EXERCISE REQUIREMENTS ▸
Reproduce every record exactly as it appears, but not the pictures.

___ TASK INPUT ___

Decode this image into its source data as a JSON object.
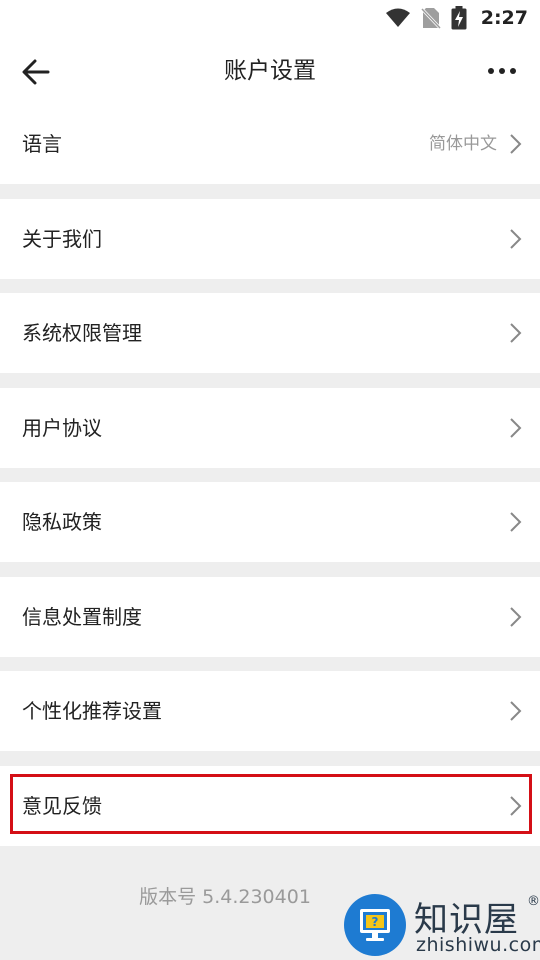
{
  "status_bar": {
    "time": "2:27",
    "icons": [
      "wifi-icon",
      "no-sim-icon",
      "battery-charging-icon"
    ]
  },
  "header": {
    "title": "账户设置",
    "back_icon": "arrow-left-icon",
    "more_icon": "more-horizontal-icon"
  },
  "settings": {
    "language": {
      "label": "语言",
      "value": "简体中文"
    },
    "about": {
      "label": "关于我们"
    },
    "permissions": {
      "label": "系统权限管理"
    },
    "user_agreement": {
      "label": "用户协议"
    },
    "privacy": {
      "label": "隐私政策"
    },
    "info_policy": {
      "label": "信息处置制度"
    },
    "personalization": {
      "label": "个性化推荐设置"
    },
    "feedback": {
      "label": "意见反馈"
    }
  },
  "footer": {
    "version": "版本号 5.4.230401"
  },
  "watermark": {
    "title": "知识屋",
    "subtitle": "zhishiwu.com",
    "registered": "®"
  },
  "colors": {
    "background": "#eeeeee",
    "highlight": "#d40f16",
    "watermark_blue": "#1e7bd2"
  }
}
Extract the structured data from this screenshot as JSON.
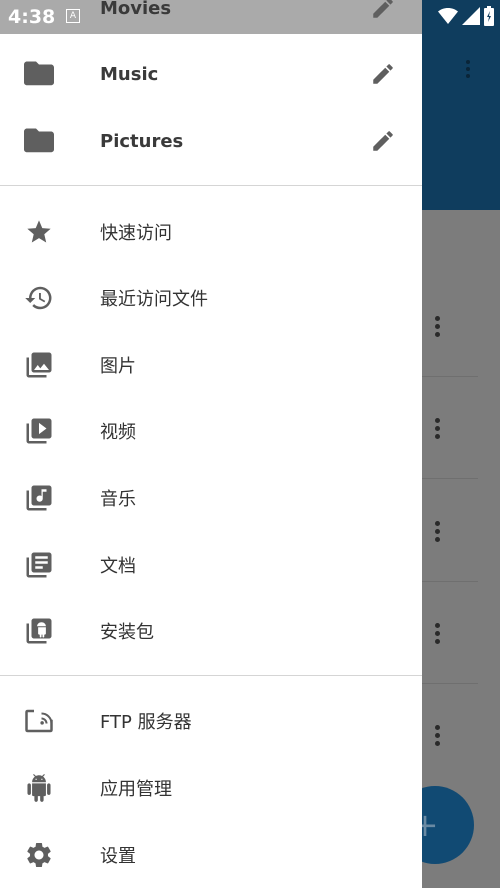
{
  "status": {
    "time": "4:38",
    "notif": "A"
  },
  "bookmarks": [
    {
      "label": "Movies"
    },
    {
      "label": "Music"
    },
    {
      "label": "Pictures"
    }
  ],
  "library": [
    {
      "label": "快速访问",
      "icon": "star-icon"
    },
    {
      "label": "最近访问文件",
      "icon": "history-icon"
    },
    {
      "label": "图片",
      "icon": "images-icon"
    },
    {
      "label": "视频",
      "icon": "video-icon"
    },
    {
      "label": "音乐",
      "icon": "music-icon"
    },
    {
      "label": "文档",
      "icon": "document-icon"
    },
    {
      "label": "安装包",
      "icon": "apk-icon"
    }
  ],
  "tools": [
    {
      "label": "FTP 服务器",
      "icon": "ftp-icon"
    },
    {
      "label": "应用管理",
      "icon": "android-icon"
    },
    {
      "label": "设置",
      "icon": "gear-icon"
    }
  ],
  "fab": {
    "label": "+"
  },
  "colors": {
    "appbar": "#0f3d5e",
    "icon": "#5f5f5f",
    "fab": "#114a73"
  }
}
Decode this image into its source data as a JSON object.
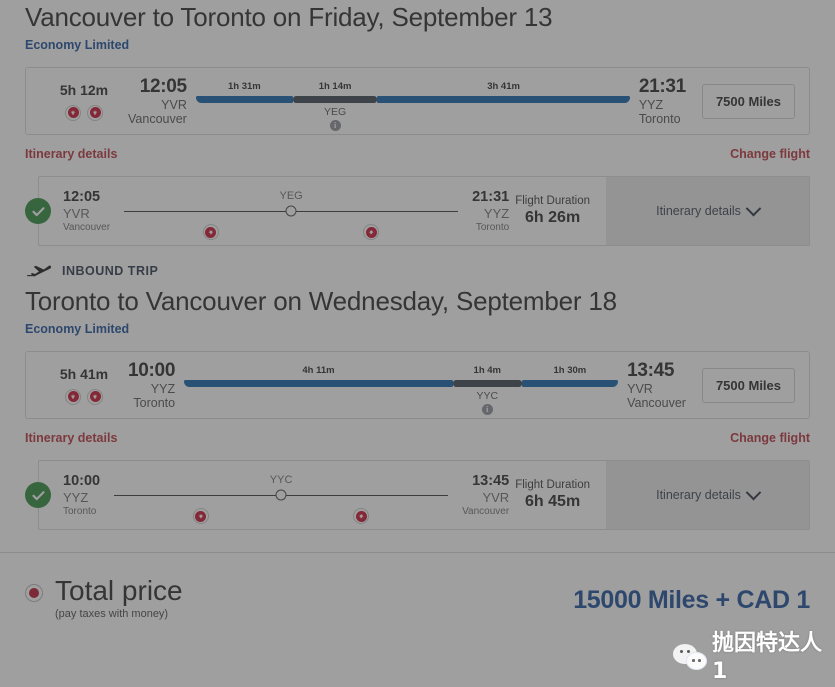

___

SOLUTION TO THE EXERCISE ▸
Decode this image into its source data as a JSON object.
{
  "status_bar": {
    "time": "2:27",
    "icons": [
      "wifi-icon",
      "no-sim-icon",
      "battery-charging-icon"
    ]
  },
  "header": {
    "title": "账户设置",
    "back_icon": "arrow-left-icon",
    "more_icon": "more-horizontal-icon"
  },
  "settings": {
    "language": {
      "label": "语言",
      "value": "简体中文"
    },
    "about": {
      "label": "关于我们"
    },
    "permissions": {
      "label": "系统权限管理"
    },
    "user_agreement": {
      "label": "用户协议"
    },
    "privacy": {
      "label": "隐私政策"
    },
    "info_policy": {
      "label": "信息处置制度"
    },
    "personalization": {
      "label": "个性化推荐设置"
    },
    "feedback": {
      "label": "意见反馈"
    }
  },
  "footer": {
    "version": "版本号 5.4.230401"
  },
  "watermark": {
    "title": "知识屋",
    "subtitle": "zhishiwu.com",
    "registered": "®"
  },
  "colors": {
    "background": "#eeeeee",
    "highlight": "#d40f16",
    "watermark_blue": "#1e7bd2"
  }
}
Extract the structured data from this screenshot as JSON.
{
  "status": {
    "time": "4:38",
    "notif": "A"
  },
  "bookmarks": [
    {
      "label": "Movies"
    },
    {
      "label": "Music"
    },
    {
      "label": "Pictures"
    }
  ],
  "library": [
    {
      "label": "快速访问",
      "icon": "star-icon"
    },
    {
      "label": "最近访问文件",
      "icon": "history-icon"
    },
    {
      "label": "图片",
      "icon": "images-icon"
    },
    {
      "label": "视频",
      "icon": "video-icon"
    },
    {
      "label": "音乐",
      "icon": "music-icon"
    },
    {
      "label": "文档",
      "icon": "document-icon"
    },
    {
      "label": "安装包",
      "icon": "apk-icon"
    }
  ],
  "tools": [
    {
      "label": "FTP 服务器",
      "icon": "ftp-icon"
    },
    {
      "label": "应用管理",
      "icon": "android-icon"
    },
    {
      "label": "设置",
      "icon": "gear-icon"
    }
  ],
  "fab": {
    "label": "+"
  },
  "colors": {
    "appbar": "#0f3d5e",
    "icon": "#5f5f5f",
    "fab": "#114a73"
  }
}
Decode this image into its source data as a JSON object.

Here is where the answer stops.